▸ **Task inputs**:
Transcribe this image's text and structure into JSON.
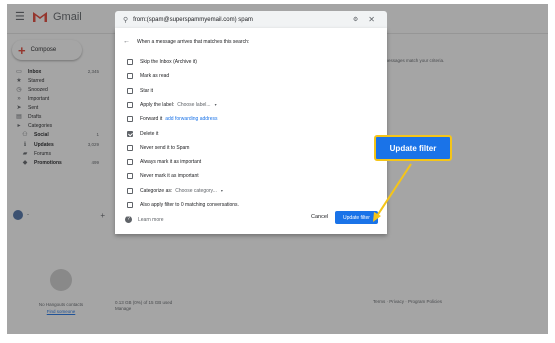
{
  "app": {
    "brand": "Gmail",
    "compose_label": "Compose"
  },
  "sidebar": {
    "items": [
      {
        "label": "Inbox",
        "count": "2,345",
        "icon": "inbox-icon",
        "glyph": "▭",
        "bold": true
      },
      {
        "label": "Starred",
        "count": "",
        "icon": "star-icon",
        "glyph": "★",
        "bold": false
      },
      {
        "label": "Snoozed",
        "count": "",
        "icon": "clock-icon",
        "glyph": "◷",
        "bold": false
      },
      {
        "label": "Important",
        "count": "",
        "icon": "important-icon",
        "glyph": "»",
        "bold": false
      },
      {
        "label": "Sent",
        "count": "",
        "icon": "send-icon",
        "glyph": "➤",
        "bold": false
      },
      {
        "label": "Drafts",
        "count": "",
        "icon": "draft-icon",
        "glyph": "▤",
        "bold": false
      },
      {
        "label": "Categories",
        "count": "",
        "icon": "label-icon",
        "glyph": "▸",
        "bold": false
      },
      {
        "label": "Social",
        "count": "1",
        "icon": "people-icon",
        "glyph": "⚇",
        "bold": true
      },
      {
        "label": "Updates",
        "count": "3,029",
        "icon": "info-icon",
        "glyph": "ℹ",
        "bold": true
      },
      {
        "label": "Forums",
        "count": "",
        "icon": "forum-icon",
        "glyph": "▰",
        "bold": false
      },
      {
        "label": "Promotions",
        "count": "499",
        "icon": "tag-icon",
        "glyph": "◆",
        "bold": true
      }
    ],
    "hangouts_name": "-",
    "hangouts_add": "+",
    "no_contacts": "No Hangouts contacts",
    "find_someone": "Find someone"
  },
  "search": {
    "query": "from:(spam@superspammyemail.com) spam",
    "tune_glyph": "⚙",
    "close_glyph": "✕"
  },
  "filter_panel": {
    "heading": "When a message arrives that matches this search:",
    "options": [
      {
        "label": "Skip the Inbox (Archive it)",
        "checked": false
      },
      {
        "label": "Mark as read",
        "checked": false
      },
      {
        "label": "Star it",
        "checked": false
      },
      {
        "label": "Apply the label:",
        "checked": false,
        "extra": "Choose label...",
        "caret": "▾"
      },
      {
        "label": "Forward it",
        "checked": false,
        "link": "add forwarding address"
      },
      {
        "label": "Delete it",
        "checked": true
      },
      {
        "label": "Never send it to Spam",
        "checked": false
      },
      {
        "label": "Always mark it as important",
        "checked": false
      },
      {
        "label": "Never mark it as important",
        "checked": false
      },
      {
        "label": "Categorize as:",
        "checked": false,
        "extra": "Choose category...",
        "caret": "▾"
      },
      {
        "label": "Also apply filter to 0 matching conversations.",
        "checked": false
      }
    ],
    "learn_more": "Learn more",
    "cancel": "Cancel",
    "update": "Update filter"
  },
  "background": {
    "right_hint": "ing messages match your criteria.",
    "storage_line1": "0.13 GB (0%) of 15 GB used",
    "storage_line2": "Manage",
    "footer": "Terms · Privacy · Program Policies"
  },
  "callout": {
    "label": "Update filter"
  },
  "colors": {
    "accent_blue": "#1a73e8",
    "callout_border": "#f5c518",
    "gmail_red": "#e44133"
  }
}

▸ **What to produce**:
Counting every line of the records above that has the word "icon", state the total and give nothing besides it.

▸ **Exercise response**:
11